Steve Nash #10 of the Los Angeles Lakers warms up before the game against the Oklahoma City Thunder on Dec. 7, 2012 at Chesapeake Energy Arena in Oklahoma City, Oklahoma. Oklahoma City defeated Los Angeles 114-108.
"I think it will be at least another two weeks," Steve Nash told USA Today on Monday night. "I can move. I can shoot. I just can't run full speed. And I'm not even in shape. I'll probably need at least a week of practice once I start running."
With exactly two weeks until Christmas, the Lakers only want one thing for the holiday: a healthy Steve Nash.
Coach Mike D’Antoni thought he got his Christmas present early when he was selected to take over the Lakers ahead of the legendary Phil Jackson. However, D’Antoni’s time at the helm has been filled with more frustration, disappointment, and pressure than success, joy, and winning.
The Lakers are 4-7 in D’Antoni’s brief tenure with the Lakers.
To this point, D’Antoni’s time in charge has been defined by his decisions to bench forward Pau Gasol late in games and leave center Dwight Howard on the floor when teams employ the "Hack-a-Howard."

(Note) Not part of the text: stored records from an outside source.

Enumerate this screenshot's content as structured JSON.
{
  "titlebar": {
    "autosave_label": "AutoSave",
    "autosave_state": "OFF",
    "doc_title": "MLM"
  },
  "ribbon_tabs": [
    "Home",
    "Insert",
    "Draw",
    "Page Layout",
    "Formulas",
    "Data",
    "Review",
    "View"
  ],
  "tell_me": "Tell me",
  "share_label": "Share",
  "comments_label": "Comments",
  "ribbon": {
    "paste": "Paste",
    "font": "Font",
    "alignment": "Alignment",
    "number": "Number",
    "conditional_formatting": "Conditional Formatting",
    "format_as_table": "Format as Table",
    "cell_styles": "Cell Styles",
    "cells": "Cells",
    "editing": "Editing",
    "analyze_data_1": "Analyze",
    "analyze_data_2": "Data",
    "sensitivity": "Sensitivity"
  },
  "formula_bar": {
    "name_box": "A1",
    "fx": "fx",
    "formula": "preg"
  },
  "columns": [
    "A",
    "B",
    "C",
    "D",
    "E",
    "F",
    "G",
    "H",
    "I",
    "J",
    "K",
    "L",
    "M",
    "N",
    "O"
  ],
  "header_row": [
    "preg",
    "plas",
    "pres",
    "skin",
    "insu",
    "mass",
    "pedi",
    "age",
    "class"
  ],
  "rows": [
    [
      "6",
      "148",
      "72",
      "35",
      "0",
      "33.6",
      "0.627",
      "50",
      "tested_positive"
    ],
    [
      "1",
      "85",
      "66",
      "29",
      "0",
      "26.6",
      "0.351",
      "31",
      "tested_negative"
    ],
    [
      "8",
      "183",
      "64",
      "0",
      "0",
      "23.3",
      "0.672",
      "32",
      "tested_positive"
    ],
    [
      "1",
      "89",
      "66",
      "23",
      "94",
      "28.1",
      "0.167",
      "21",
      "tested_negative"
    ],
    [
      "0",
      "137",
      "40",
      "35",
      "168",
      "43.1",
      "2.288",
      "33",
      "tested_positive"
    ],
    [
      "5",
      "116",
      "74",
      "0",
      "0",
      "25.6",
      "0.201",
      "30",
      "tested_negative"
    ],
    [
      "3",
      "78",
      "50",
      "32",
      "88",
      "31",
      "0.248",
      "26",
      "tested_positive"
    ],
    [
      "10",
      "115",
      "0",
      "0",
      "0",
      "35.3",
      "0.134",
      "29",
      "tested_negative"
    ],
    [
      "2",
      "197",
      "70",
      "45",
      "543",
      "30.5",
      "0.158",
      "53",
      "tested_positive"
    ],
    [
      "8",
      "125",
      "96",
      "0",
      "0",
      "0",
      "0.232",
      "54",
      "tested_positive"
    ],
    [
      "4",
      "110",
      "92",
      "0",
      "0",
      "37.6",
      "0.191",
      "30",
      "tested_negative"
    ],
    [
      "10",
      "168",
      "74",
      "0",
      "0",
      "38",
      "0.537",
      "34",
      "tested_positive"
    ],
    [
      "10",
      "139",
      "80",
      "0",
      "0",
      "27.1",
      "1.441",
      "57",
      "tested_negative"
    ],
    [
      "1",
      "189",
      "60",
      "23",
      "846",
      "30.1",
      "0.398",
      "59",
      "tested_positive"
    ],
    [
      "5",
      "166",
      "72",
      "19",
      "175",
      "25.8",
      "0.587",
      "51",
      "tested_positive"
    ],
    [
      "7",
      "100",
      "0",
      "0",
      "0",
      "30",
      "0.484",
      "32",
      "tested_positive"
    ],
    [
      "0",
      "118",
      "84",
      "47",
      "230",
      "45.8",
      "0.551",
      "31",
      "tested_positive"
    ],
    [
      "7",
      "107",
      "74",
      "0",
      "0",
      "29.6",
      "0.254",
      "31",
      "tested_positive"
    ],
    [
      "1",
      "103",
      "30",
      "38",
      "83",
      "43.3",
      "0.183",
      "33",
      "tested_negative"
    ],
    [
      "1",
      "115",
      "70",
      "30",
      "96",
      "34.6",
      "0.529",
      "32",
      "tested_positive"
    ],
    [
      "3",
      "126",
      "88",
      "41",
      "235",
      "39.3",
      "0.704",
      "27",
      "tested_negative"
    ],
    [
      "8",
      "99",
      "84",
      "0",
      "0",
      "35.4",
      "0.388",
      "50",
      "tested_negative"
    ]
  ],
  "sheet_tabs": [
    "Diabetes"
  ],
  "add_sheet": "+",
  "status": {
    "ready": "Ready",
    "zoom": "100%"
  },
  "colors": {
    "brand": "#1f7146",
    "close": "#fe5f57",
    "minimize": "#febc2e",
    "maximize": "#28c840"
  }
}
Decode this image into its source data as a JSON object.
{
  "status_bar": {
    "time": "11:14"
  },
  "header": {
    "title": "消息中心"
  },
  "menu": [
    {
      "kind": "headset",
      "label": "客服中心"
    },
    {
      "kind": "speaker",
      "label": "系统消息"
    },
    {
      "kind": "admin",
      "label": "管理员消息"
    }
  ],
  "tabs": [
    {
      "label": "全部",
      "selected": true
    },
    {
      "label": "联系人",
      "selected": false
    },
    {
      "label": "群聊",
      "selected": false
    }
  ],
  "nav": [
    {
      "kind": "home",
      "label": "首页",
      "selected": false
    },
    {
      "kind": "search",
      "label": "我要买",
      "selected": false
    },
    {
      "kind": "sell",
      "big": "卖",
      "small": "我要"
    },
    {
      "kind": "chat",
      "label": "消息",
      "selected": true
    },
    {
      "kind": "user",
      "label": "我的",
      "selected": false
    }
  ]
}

Neither strategy has shown real promise to this point.
Gasol promptly decided to take a break from playing after he realized his coach didn’t think he was good enough to help win the game down the stretch. Gasol decided to rest his knees and return healthy without setting any real timeline on his recovery. The Lakers went on to lose three of the next four games.
Howard’s free throw shooting stance is more understandable considering the Lakers and D’Antoni hope to keep Howard happy enough to re-sign a long term contract next season.
The Lakers and D’Antoni could have used a boost after the slow start to December, but the update on Nash’s return serves to suck the wind out of an already deflated team. The Lakers and D’Antoni know that this team is not going to take its real shape until Nash is quarterbacking the offense.
As a result, Christmas day cannot come soon enough for the Lakers.